PROMPT —
Lines from the one containing "Convert this screenshot" through the last line of the data are to be returned exactly, both ends included, minus any pictures.

___ MATERIAL FOR THIS EXERCISE

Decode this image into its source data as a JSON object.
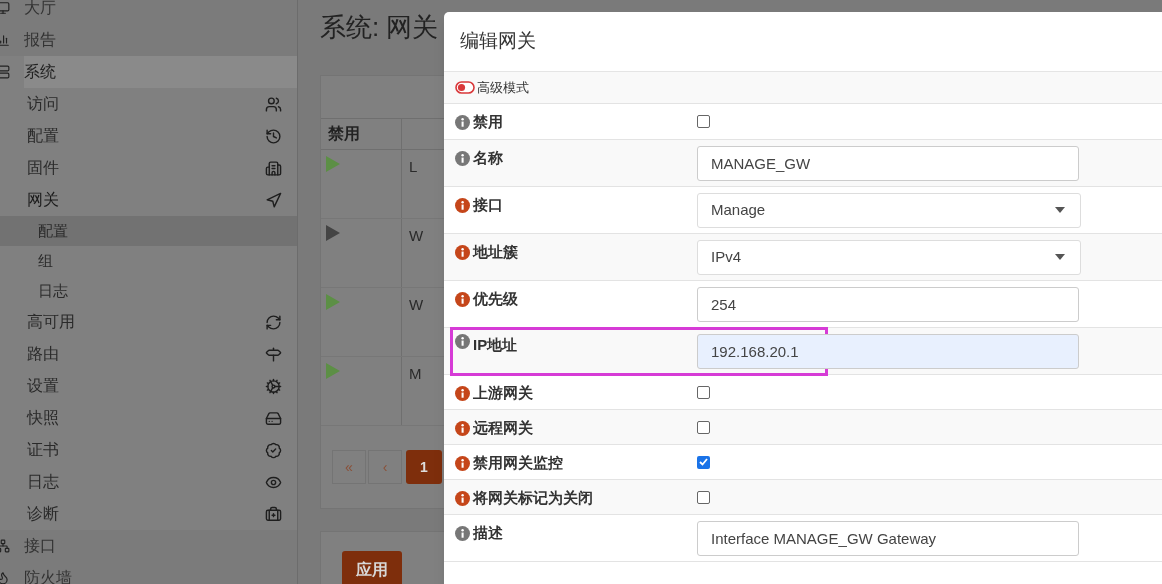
{
  "sidebar": {
    "items": [
      {
        "label": "大厅"
      },
      {
        "label": "报告"
      },
      {
        "label": "系统",
        "expanded": true,
        "children": [
          {
            "label": "访问"
          },
          {
            "label": "配置"
          },
          {
            "label": "固件"
          },
          {
            "label": "网关",
            "expanded": true,
            "children": [
              {
                "label": "配置",
                "selected": true
              },
              {
                "label": "组",
                "selected": false
              },
              {
                "label": "日志",
                "selected": false
              }
            ]
          },
          {
            "label": "高可用"
          },
          {
            "label": "路由"
          },
          {
            "label": "设置"
          },
          {
            "label": "快照"
          },
          {
            "label": "证书"
          },
          {
            "label": "日志"
          },
          {
            "label": "诊断"
          }
        ]
      },
      {
        "label": "接口"
      },
      {
        "label": "防火墙"
      }
    ]
  },
  "page": {
    "title": "系统: 网关",
    "table": {
      "columns": [
        "禁用"
      ],
      "rows": [
        {
          "color": "#5c8f45",
          "text": "L"
        },
        {
          "color": "#444444",
          "text": "W"
        },
        {
          "color": "#5c8f45",
          "text": "W"
        },
        {
          "color": "#5c8f45",
          "text": "M"
        }
      ]
    },
    "pagination": [
      {
        "label": "«",
        "selected": false
      },
      {
        "label": "‹",
        "selected": false
      },
      {
        "label": "1",
        "selected": true
      }
    ],
    "apply_button": "应用"
  },
  "dialog": {
    "title": "编辑网关",
    "advanced_mode": {
      "label": "高级模式",
      "on": false
    },
    "fields": [
      {
        "kind": "checkbox",
        "label": "禁用",
        "required": false,
        "marked": false,
        "checked": false
      },
      {
        "kind": "text",
        "label": "名称",
        "required": false,
        "marked": false,
        "value": "MANAGE_GW",
        "autofilled": false
      },
      {
        "kind": "select",
        "label": "接口",
        "required": true,
        "marked": false,
        "value": "Manage"
      },
      {
        "kind": "select",
        "label": "地址簇",
        "required": true,
        "marked": false,
        "value": "IPv4"
      },
      {
        "kind": "text",
        "label": "优先级",
        "required": true,
        "marked": false,
        "value": "254",
        "autofilled": false
      },
      {
        "kind": "text",
        "label": "IP地址",
        "required": false,
        "marked": true,
        "value": "192.168.20.1",
        "autofilled": true
      },
      {
        "kind": "checkbox",
        "label": "上游网关",
        "required": true,
        "marked": false,
        "checked": false
      },
      {
        "kind": "checkbox",
        "label": "远程网关",
        "required": true,
        "marked": false,
        "checked": false
      },
      {
        "kind": "checkbox",
        "label": "禁用网关监控",
        "required": true,
        "marked": false,
        "checked": true
      },
      {
        "kind": "checkbox",
        "label": "将网关标记为关闭",
        "required": true,
        "marked": false,
        "checked": false
      },
      {
        "kind": "text",
        "label": "描述",
        "required": false,
        "marked": false,
        "value": "Interface MANAGE_GW Gateway",
        "autofilled": false
      }
    ]
  }
}
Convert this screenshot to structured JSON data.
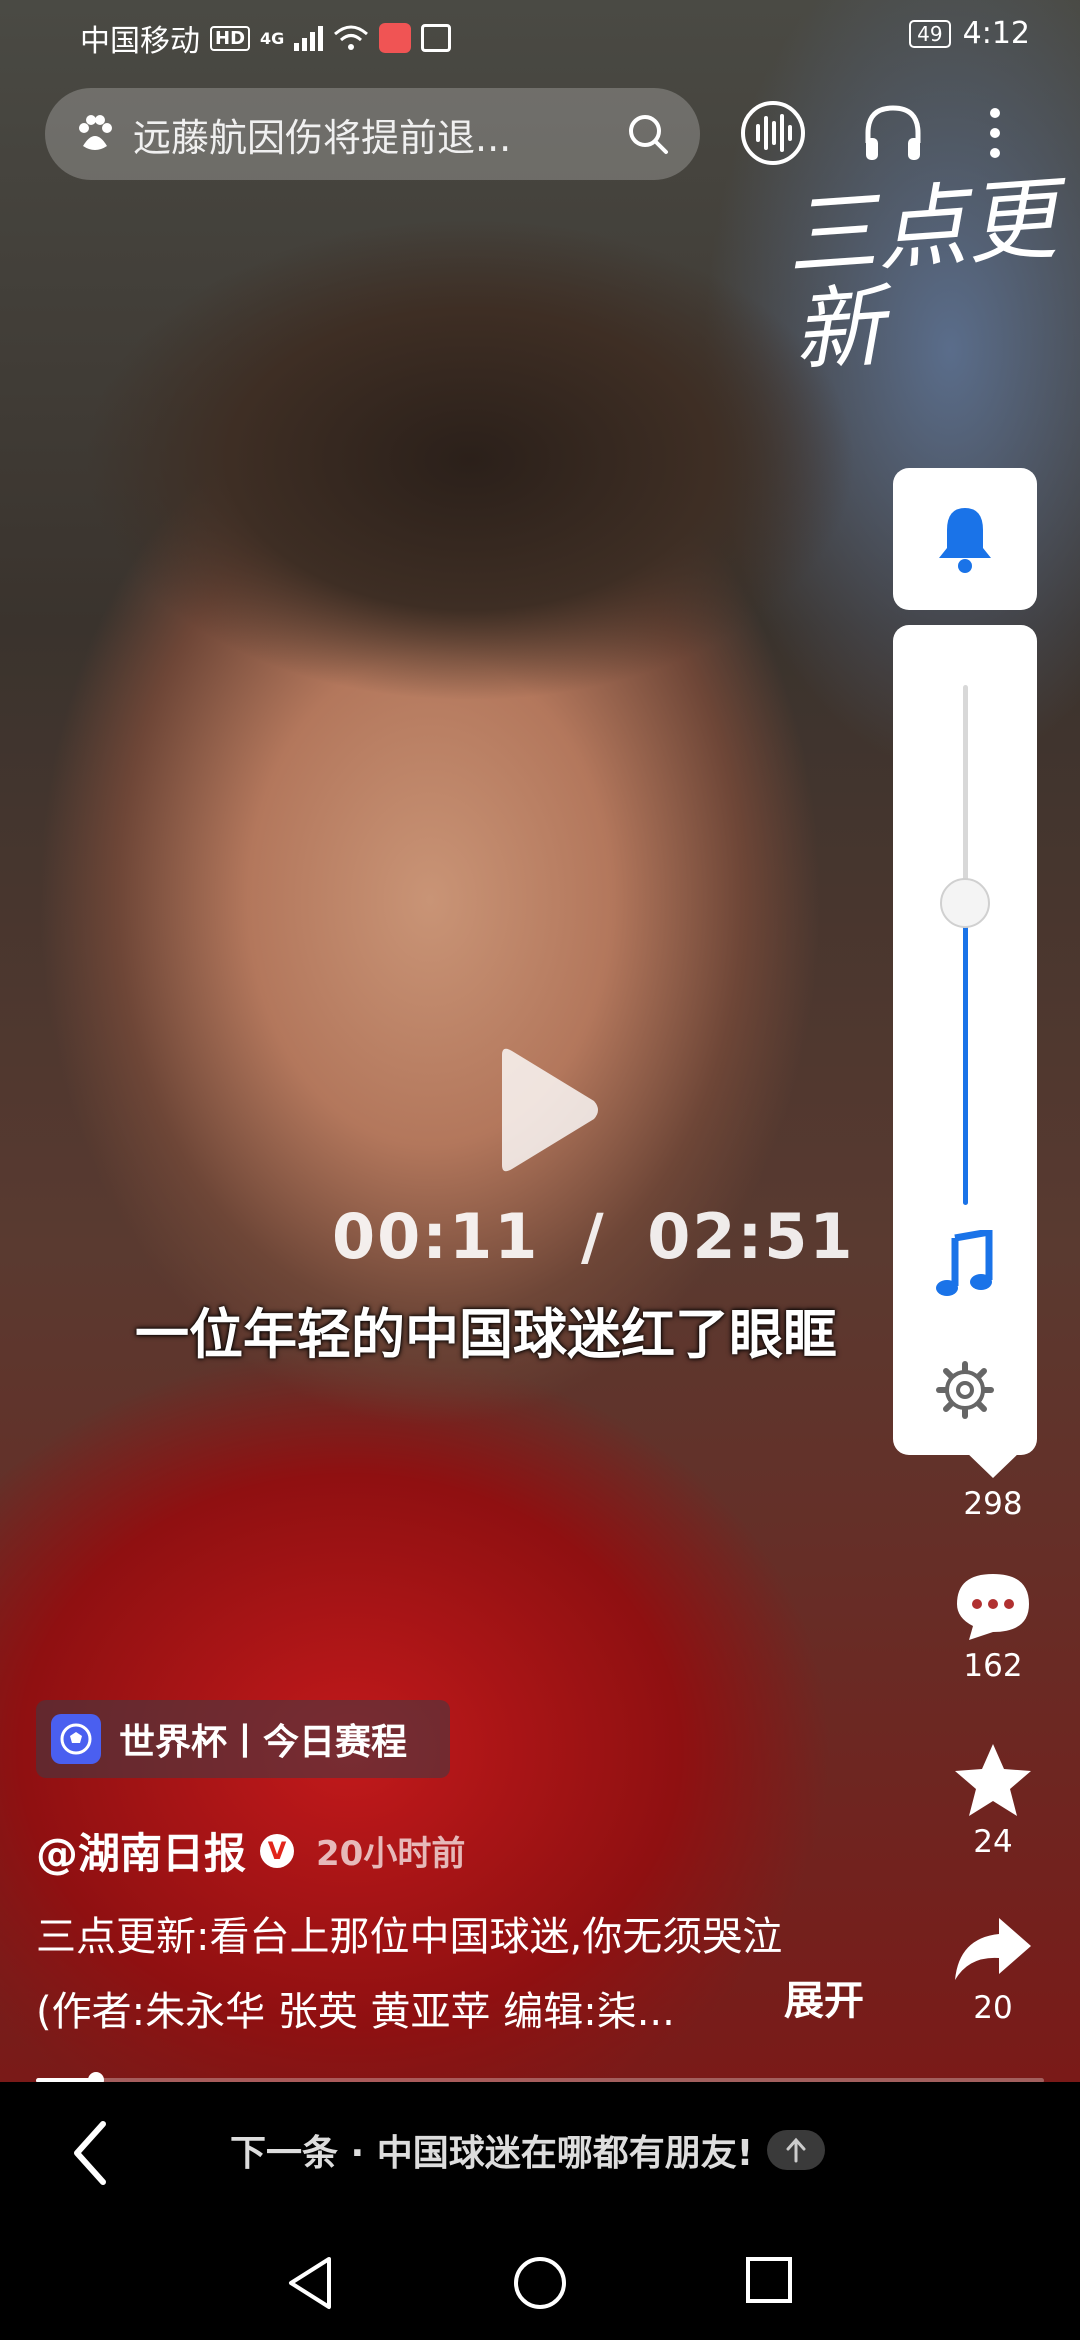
{
  "status_bar": {
    "carrier": "中国移动",
    "hd": "HD",
    "network": "4G",
    "battery": "49",
    "time": "4:12"
  },
  "search": {
    "placeholder": "远藤航因伤将提前退..."
  },
  "top_icons": [
    "audio-wave-icon",
    "headphones-icon",
    "more-icon"
  ],
  "watermark": "三点更新",
  "volume_panel": {
    "bell_icon": "bell-icon",
    "volume_level": 0.58,
    "music_icon": "music-note-icon",
    "settings_icon": "gear-icon"
  },
  "player": {
    "elapsed": "00:11",
    "separator": "/",
    "duration": "02:51",
    "subtitle": "一位年轻的中国球迷红了眼眶",
    "progress": 0.06
  },
  "side_stats": {
    "likes": "298",
    "comments": "162",
    "favorites": "24",
    "shares": "20"
  },
  "topic_tag": {
    "label": "世界杯丨今日赛程"
  },
  "post": {
    "author": "@湖南日报",
    "verified": "V",
    "time_ago": "20小时前",
    "desc_line1": "三点更新:看台上那位中国球迷,你无须哭泣",
    "desc_line2": "(作者:朱永华 张英 黄亚苹 编辑:柒...",
    "expand": "展开"
  },
  "bottom": {
    "next_label": "下一条 · 中国球迷在哪都有朋友!"
  },
  "colors": {
    "accent_blue": "#1a73e8",
    "verified_red": "#e1251b",
    "tag_ball": "#4a5ff0"
  }
}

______

EXERCISE RESPONSE —
Convert this screenshot to structured JSON data.
{
  "status_bar": {
    "carrier": "中国移动",
    "hd": "HD",
    "network": "4G",
    "battery": "49",
    "time": "4:12"
  },
  "search": {
    "placeholder": "远藤航因伤将提前退..."
  },
  "top_icons": [
    "audio-wave-icon",
    "headphones-icon",
    "more-icon"
  ],
  "watermark": "三点更新",
  "volume_panel": {
    "bell_icon": "bell-icon",
    "volume_level": 0.58,
    "music_icon": "music-note-icon",
    "settings_icon": "gear-icon"
  },
  "player": {
    "elapsed": "00:11",
    "separator": "/",
    "duration": "02:51",
    "subtitle": "一位年轻的中国球迷红了眼眶",
    "progress": 0.06
  },
  "side_stats": {
    "likes": "298",
    "comments": "162",
    "favorites": "24",
    "shares": "20"
  },
  "topic_tag": {
    "label": "世界杯丨今日赛程"
  },
  "post": {
    "author": "@湖南日报",
    "verified": "V",
    "time_ago": "20小时前",
    "desc_line1": "三点更新:看台上那位中国球迷,你无须哭泣",
    "desc_line2": "(作者:朱永华 张英 黄亚苹 编辑:柒...",
    "expand": "展开"
  },
  "bottom": {
    "next_label": "下一条 · 中国球迷在哪都有朋友!"
  },
  "colors": {
    "accent_blue": "#1a73e8",
    "verified_red": "#e1251b",
    "tag_ball": "#4a5ff0"
  }
}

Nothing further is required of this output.